|So, what will happen with commercial property after the pandemic?
At this stage it is probably too early to say.
So far as offices are concerned, there is little doubt that we will be looking at a different world; at present, the return footfall to Mansion House London Underground Station is only 5%.
As I visit offices in Central London, they are largely ghost buildings. This is particularly the case with those occupied by lawyers or accountants or other large service industries. Some buildings have more reception staff than occupants.
There seems little doubt we have all got used to working from home – something I have been medically forced to do for a while now. It works well: I go to London for meetings and to view buildings and then I go home to do the work.
|I suspect that in the future a lot of tenants will look to downsize. The offices of the future will need to be more open plan, flexible and fun to be in. More of a venue than an office. Somewhere to meet safely and deal with mentoring and other interactions.|
At least so far as offices are concerned there has been no immediate thrust to make seismic changes to the structure of leases. To get the dinosaurs of the legal world to change their thinking on lease structure is almost inconceivable. So, what will be the practical effects on lease end dilapidations?
For the moment at least, nothing much will change. It is likely to be, however, that the outcomes will be very different.
Of course, we can all present our dilapidations claim on the basis of cost of works, reinstatement, repair, redecoration and compliance with statutes. However, as we all know the outcome will depend on what actually happens. It is the outcomes which are very much more uncertain now than before as there are already lots of different factors to take into account.
We are guided by the Property Litigation Association protocol.
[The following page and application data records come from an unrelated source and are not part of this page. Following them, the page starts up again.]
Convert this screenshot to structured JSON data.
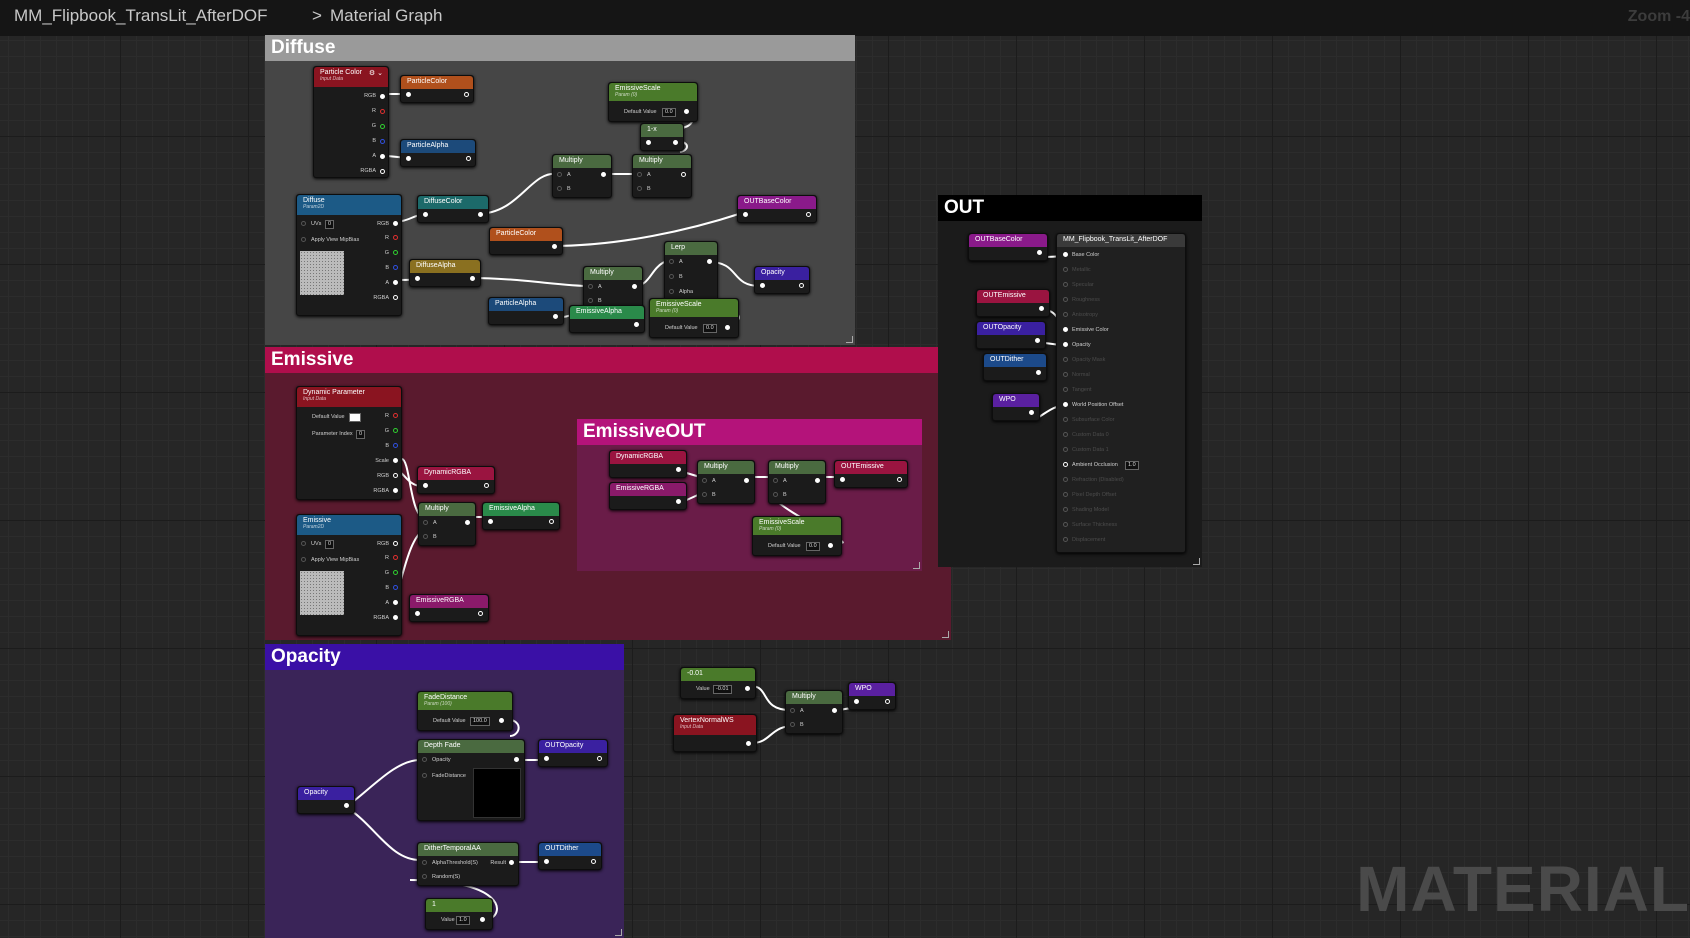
{
  "header": {
    "asset_name": "MM_Flipbook_TransLit_AfterDOF",
    "separator": ">",
    "graph_name": "Material Graph",
    "zoom_label": "Zoom -4"
  },
  "watermark": "MATERIAL",
  "comments": {
    "diffuse": "Diffuse",
    "emissive": "Emissive",
    "emissive_out": "EmissiveOUT",
    "opacity": "Opacity",
    "out": "OUT"
  },
  "colors": {
    "diffuse_header": "#9a9a9a",
    "diffuse_body": "#464646",
    "emissive_header": "#b00e4c",
    "emissive_body": "#5a1a2e",
    "emissiveout_header": "#b4137a",
    "emissiveout_body": "#6a1c48",
    "opacity_header": "#3a10a6",
    "opacity_body": "#3a2458",
    "out_header": "#000000",
    "out_body": "#1b1b1b"
  },
  "nodes": {
    "particle_color": {
      "title": "Particle Color",
      "subtitle": "Input Data",
      "pins": [
        "RGB",
        "R",
        "G",
        "B",
        "A",
        "RGBA"
      ]
    },
    "particle_color_reroute": {
      "title": "ParticleColor"
    },
    "particle_alpha": {
      "title": "ParticleAlpha"
    },
    "emissive_scale_param": {
      "title": "EmissiveScale",
      "subtitle": "Param (0)",
      "label": "Default Value",
      "value": "0.0"
    },
    "one_minus": {
      "title": "1-x"
    },
    "multiply_1": {
      "title": "Multiply",
      "a": "A",
      "b": "B"
    },
    "multiply_2": {
      "title": "Multiply",
      "a": "A",
      "b": "B"
    },
    "diffuse_tex": {
      "title": "Diffuse",
      "subtitle": "Param2D",
      "uvs": "UVs",
      "uvs_val": "0",
      "mip": "Apply View MipBias",
      "pins": [
        "RGB",
        "R",
        "G",
        "B",
        "A",
        "RGBA"
      ]
    },
    "diffuse_color": {
      "title": "DiffuseColor"
    },
    "particle_color_2": {
      "title": "ParticleColor"
    },
    "out_base_color_set": {
      "title": "OUTBaseColor"
    },
    "diffuse_alpha": {
      "title": "DiffuseAlpha"
    },
    "multiply_3": {
      "title": "Multiply",
      "a": "A",
      "b": "B"
    },
    "lerp": {
      "title": "Lerp",
      "a": "A",
      "b": "B",
      "alpha": "Alpha"
    },
    "opacity_set": {
      "title": "Opacity"
    },
    "particle_alpha_2": {
      "title": "ParticleAlpha"
    },
    "emissive_alpha_get": {
      "title": "EmissiveAlpha"
    },
    "emissive_scale_2": {
      "title": "EmissiveScale",
      "subtitle": "Param (0)",
      "label": "Default Value",
      "value": "0.0"
    },
    "dynamic_param": {
      "title": "Dynamic Parameter",
      "subtitle": "Input Data",
      "default_label": "Default Value",
      "index_label": "Parameter Index",
      "index_val": "0",
      "pins": [
        "R",
        "G",
        "B",
        "Scale",
        "RGB",
        "RGBA"
      ]
    },
    "dynamic_rgba_set": {
      "title": "DynamicRGBA"
    },
    "multiply_e1": {
      "title": "Multiply",
      "a": "A",
      "b": "B"
    },
    "emissive_alpha_set": {
      "title": "EmissiveAlpha"
    },
    "emissive_tex": {
      "title": "Emissive",
      "subtitle": "Param2D",
      "uvs": "UVs",
      "uvs_val": "0",
      "mip": "Apply View MipBias",
      "pins": [
        "RGB",
        "R",
        "G",
        "B",
        "A",
        "RGBA"
      ]
    },
    "emissive_rgba_set": {
      "title": "EmissiveRGBA"
    },
    "dynamic_rgba_get": {
      "title": "DynamicRGBA"
    },
    "emissive_rgba_get": {
      "title": "EmissiveRGBA"
    },
    "multiply_o1": {
      "title": "Multiply",
      "a": "A",
      "b": "B"
    },
    "multiply_o2": {
      "title": "Multiply",
      "a": "A",
      "b": "B"
    },
    "out_emissive_set": {
      "title": "OUTEmissive"
    },
    "emissive_scale_3": {
      "title": "EmissiveScale",
      "subtitle": "Param (0)",
      "label": "Default Value",
      "value": "0.0"
    },
    "fade_distance": {
      "title": "FadeDistance",
      "subtitle": "Param (100)",
      "label": "Default Value",
      "value": "100.0"
    },
    "depth_fade": {
      "title": "Depth Fade",
      "opacity": "Opacity",
      "fade": "FadeDistance"
    },
    "out_opacity_set": {
      "title": "OUTOpacity"
    },
    "opacity_get": {
      "title": "Opacity"
    },
    "dither": {
      "title": "DitherTemporalAA",
      "alpha": "AlphaThreshold(S)",
      "result": "Result",
      "random": "Random(S)"
    },
    "out_dither_set": {
      "title": "OUTDither"
    },
    "const_one": {
      "title": "1",
      "label": "Value",
      "value": "1.0"
    },
    "const_neg": {
      "title": "-0.01",
      "label": "Value",
      "value": "-0.01"
    },
    "vertex_normal": {
      "title": "VertexNormalWS",
      "subtitle": "Input Data"
    },
    "multiply_w": {
      "title": "Multiply",
      "a": "A",
      "b": "B"
    },
    "wpo_set": {
      "title": "WPO"
    },
    "out_base_color_get": {
      "title": "OUTBaseColor"
    },
    "out_emissive_get": {
      "title": "OUTEmissive"
    },
    "out_opacity_get": {
      "title": "OUTOpacity"
    },
    "out_dither_get": {
      "title": "OUTDither"
    },
    "wpo_get": {
      "title": "WPO"
    },
    "result": {
      "title": "MM_Flipbook_TransLit_AfterDOF",
      "pins": [
        {
          "label": "Base Color",
          "active": true
        },
        {
          "label": "Metallic",
          "active": false
        },
        {
          "label": "Specular",
          "active": false
        },
        {
          "label": "Roughness",
          "active": false
        },
        {
          "label": "Anisotropy",
          "active": false
        },
        {
          "label": "Emissive Color",
          "active": true
        },
        {
          "label": "Opacity",
          "active": true
        },
        {
          "label": "Opacity Mask",
          "active": false
        },
        {
          "label": "Normal",
          "active": false
        },
        {
          "label": "Tangent",
          "active": false
        },
        {
          "label": "World Position Offset",
          "active": true
        },
        {
          "label": "Subsurface Color",
          "active": false
        },
        {
          "label": "Custom Data 0",
          "active": false
        },
        {
          "label": "Custom Data 1",
          "active": false
        },
        {
          "label": "Ambient Occlusion",
          "active": true,
          "value": "1.0"
        },
        {
          "label": "Refraction (Disabled)",
          "active": false
        },
        {
          "label": "Pixel Depth Offset",
          "active": false
        },
        {
          "label": "Shading Model",
          "active": false
        },
        {
          "label": "Surface Thickness",
          "active": false
        },
        {
          "label": "Displacement",
          "active": false
        }
      ]
    }
  }
}
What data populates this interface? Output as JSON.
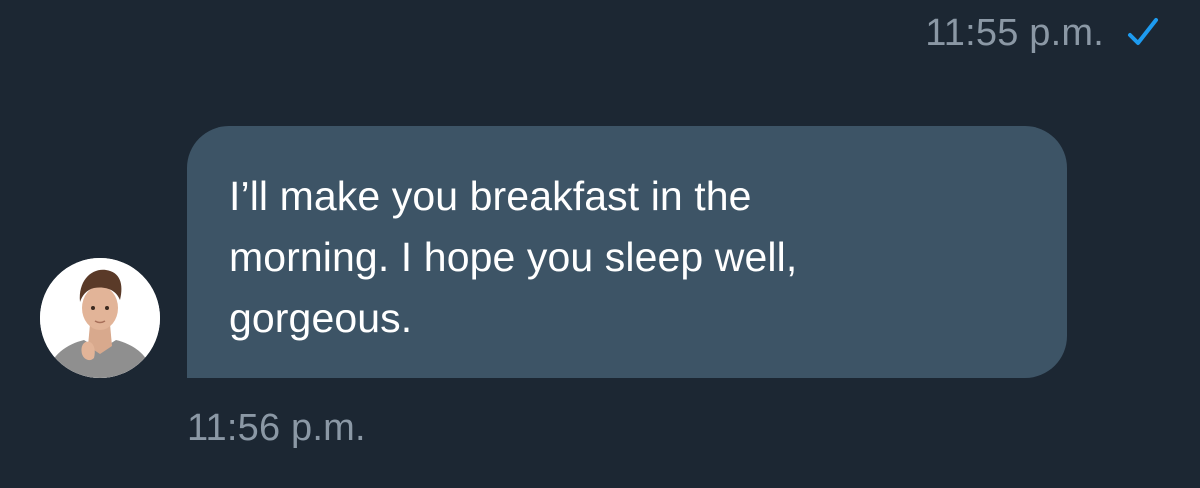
{
  "conversation": {
    "sent_meta": {
      "time": "11:55 p.m.",
      "status_icon": "checkmark-icon",
      "status_color": "#1d9bf0"
    },
    "incoming_message": {
      "avatar_icon": "contact-avatar",
      "text": "I’ll make you breakfast in the\nmorning. I hope you sleep well,\ngorgeous.",
      "time": "11:56 p.m.",
      "bubble_color": "#3d5466"
    },
    "colors": {
      "background": "#1c2733",
      "muted_text": "#8b98a5",
      "message_text": "#ffffff"
    }
  }
}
It has always been the case that after the end of the lease the landlord has two ways to proceed. Either, to do works and seek to recover relevant costs or, if no works are to be undertaken to seek to justify their loss by reference to a valuation under Section 18(1) of the Landlord and Tenant Act 1927. The real issue, therefore, is what the landlord is to do with his property in this post-COVID world.
|Landlords are going to have to think about their buildings in entirely different ways. Many suspect that overall office demand will drop. In London, for example, there are going to be a lot of buildings which are going to struggle to be used as offices in the future. This is no bad thing and, as anyone knows in the property world where one door shuts another opens and having a vacant building should be considered an opportunity rather than a threat.|
Many buildings or indeed parts of buildings will need to be converted to other uses. Frankly, it is likely to be no bad thing that large parts of Central London may become more residential. I for one would be very happy to move back into the city if reasonable, affordable accommodation could be provided.
Obviously, however, where buildings are converted then, much of a traditional dilapidations claim will be superseded except, perhaps, for stripping out of the tenant’s original partitions etc. In a similar way, where demand for offices is likely to be difficult at the margin, landlords may be reluctant to spend money if the tenants are not there. If no work is done will, in fact, a Section 18(1) valuation be able to establish a loss?
Similarly, many buildings may have to have significant improvement in terms of their air quality and ventilation and this too may add to elements of a dilapidations claim being rendered valueless. Unfortunately, the overall outcome may be that whereas previously landlords might have had a more obvious and straightforward way to deal with recovery of dilapidations after the end of the term going forward, the prospects of making a good settlement may be significantly hampered by the works they are going to have to do to their buildings to make them fit for a post-COVID world.
If you are interested in dilapidations or would like to discuss how we can support your works during this time, please call Roger on 020 7280 8152 or email him at firstname.lastname@example.org.